### Task instructions
Please copy each line of the data that includes the string "JSON".

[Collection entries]

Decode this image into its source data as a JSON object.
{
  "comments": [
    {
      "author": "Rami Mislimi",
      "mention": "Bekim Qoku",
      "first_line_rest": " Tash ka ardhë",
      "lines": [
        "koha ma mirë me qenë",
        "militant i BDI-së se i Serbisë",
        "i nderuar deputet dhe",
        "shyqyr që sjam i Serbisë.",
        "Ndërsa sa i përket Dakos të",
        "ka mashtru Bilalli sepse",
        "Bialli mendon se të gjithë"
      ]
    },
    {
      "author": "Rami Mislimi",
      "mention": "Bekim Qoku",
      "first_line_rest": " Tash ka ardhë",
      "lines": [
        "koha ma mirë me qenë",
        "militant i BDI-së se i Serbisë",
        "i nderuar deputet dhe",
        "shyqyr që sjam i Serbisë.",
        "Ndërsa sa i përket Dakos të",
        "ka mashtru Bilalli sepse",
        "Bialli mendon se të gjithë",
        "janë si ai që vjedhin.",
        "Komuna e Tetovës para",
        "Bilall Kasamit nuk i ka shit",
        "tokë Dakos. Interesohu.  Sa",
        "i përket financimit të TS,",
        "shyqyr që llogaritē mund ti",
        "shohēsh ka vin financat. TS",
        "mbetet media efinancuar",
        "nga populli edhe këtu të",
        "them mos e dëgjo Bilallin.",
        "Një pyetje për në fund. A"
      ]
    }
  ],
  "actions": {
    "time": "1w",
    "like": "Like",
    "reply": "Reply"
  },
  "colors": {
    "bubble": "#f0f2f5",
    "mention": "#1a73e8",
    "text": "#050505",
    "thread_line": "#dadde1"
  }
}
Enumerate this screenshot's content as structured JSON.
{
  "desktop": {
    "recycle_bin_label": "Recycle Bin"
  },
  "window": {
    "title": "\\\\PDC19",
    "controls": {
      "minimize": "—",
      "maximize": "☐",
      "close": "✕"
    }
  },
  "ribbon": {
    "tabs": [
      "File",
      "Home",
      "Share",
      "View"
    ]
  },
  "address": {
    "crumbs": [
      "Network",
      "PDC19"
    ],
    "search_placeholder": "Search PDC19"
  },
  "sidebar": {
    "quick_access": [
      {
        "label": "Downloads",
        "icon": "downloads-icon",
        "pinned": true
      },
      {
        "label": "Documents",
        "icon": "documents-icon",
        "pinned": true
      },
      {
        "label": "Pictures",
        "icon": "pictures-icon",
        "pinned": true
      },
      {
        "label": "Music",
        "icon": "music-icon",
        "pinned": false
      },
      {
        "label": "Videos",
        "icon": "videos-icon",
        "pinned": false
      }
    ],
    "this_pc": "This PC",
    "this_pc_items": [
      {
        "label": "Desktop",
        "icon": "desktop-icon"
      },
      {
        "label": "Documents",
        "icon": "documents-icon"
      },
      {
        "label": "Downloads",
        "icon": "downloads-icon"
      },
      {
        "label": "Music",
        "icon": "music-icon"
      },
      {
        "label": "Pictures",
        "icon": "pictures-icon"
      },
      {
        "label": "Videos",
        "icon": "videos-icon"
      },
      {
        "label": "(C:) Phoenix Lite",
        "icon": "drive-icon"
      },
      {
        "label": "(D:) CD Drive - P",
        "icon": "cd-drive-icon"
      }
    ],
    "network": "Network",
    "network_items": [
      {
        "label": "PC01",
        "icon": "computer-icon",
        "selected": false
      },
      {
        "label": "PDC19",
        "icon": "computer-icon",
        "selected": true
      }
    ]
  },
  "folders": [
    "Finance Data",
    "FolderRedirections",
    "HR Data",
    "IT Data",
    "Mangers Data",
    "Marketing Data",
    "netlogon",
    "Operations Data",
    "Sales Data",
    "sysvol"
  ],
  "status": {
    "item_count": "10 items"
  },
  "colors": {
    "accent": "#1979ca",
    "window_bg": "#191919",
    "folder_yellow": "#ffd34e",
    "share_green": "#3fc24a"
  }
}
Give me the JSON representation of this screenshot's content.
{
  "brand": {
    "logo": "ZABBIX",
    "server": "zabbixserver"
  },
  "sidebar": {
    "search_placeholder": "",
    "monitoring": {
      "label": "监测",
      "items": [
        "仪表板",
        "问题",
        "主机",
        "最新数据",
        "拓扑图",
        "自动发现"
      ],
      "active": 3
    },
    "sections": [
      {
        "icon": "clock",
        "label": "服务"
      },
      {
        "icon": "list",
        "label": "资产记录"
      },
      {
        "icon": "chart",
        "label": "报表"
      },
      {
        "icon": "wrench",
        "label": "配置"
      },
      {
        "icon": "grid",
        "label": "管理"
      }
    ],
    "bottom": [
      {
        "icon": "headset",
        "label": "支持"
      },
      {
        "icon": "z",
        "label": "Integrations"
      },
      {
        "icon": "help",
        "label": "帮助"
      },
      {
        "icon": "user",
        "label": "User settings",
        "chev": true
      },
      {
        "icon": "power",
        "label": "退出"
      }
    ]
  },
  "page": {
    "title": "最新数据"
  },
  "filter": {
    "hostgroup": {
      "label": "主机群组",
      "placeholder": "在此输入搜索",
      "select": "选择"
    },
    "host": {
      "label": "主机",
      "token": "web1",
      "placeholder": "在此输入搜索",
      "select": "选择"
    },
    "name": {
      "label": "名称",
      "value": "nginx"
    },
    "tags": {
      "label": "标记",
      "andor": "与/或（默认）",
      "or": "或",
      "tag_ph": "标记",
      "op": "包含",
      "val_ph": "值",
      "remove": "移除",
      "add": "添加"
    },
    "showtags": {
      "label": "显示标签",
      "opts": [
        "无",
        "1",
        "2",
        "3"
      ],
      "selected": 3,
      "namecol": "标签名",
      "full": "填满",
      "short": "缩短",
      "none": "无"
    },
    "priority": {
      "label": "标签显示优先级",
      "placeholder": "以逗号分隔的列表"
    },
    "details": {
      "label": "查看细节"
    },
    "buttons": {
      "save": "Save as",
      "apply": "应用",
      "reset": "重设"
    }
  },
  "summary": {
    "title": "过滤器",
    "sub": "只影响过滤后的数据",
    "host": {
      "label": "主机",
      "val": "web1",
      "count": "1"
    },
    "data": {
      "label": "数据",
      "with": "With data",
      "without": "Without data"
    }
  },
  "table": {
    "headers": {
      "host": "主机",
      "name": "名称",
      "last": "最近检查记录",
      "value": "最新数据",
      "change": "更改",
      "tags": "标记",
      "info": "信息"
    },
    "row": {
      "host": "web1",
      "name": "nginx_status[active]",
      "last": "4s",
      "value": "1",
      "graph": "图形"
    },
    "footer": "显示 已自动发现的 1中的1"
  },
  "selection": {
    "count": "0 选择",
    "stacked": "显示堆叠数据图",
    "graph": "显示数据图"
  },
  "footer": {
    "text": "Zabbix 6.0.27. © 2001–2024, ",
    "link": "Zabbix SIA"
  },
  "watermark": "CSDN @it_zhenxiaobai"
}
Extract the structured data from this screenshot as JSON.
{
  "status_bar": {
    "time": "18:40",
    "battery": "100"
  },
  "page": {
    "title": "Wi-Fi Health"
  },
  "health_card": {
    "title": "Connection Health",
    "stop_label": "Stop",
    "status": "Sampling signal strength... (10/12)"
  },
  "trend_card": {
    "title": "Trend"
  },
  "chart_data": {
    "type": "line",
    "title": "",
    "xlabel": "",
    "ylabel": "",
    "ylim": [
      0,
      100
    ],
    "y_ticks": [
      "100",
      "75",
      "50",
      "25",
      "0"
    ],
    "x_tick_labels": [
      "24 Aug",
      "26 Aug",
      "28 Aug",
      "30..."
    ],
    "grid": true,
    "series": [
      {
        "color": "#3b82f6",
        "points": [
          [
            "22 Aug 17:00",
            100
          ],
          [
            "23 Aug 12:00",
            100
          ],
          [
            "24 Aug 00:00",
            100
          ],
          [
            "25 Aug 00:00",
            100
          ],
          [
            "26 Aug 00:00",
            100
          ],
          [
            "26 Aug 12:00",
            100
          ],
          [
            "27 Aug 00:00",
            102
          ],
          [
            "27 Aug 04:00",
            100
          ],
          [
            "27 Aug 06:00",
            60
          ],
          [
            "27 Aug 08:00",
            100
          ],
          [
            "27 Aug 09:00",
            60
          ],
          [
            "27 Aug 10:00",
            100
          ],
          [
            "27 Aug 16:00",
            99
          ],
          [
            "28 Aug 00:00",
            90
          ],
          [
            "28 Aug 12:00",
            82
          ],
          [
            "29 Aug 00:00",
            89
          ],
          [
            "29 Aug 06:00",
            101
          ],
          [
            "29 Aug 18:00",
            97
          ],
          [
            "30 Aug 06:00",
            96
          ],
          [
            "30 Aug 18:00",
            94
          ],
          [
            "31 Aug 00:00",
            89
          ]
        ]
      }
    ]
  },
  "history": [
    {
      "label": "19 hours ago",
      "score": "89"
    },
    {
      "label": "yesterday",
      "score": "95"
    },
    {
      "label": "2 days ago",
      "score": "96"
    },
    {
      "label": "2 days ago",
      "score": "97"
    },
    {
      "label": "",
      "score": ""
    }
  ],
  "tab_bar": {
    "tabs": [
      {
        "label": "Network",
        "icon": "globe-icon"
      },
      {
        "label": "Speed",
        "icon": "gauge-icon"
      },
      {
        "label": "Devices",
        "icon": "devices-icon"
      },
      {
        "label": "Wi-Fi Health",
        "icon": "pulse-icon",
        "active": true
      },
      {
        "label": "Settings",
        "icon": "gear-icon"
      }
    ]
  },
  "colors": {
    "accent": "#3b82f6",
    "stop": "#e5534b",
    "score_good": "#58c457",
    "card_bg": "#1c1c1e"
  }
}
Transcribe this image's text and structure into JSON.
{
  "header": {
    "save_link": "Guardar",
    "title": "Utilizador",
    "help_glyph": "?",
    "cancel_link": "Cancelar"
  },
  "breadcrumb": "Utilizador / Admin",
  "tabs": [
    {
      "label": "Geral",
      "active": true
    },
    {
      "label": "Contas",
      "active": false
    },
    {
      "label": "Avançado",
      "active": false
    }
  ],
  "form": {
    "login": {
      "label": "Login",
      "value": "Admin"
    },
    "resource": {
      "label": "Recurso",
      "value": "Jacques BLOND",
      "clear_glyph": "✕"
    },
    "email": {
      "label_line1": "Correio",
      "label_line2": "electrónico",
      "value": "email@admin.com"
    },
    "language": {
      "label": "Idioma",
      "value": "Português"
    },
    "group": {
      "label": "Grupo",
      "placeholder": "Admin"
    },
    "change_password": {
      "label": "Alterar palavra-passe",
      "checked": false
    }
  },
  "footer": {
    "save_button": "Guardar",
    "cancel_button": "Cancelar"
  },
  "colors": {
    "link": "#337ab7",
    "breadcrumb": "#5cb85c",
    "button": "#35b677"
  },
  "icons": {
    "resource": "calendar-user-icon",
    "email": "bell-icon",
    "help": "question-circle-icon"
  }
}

### Solution to the exercise
Decode this image into its source data as a JSON object.
Enumerate this screenshot's content as structured JSON.
Give me the JSON representation of this screenshot's content.
Extract the structured data from this screenshot as JSON.
Transcribe this image's text and structure into JSON.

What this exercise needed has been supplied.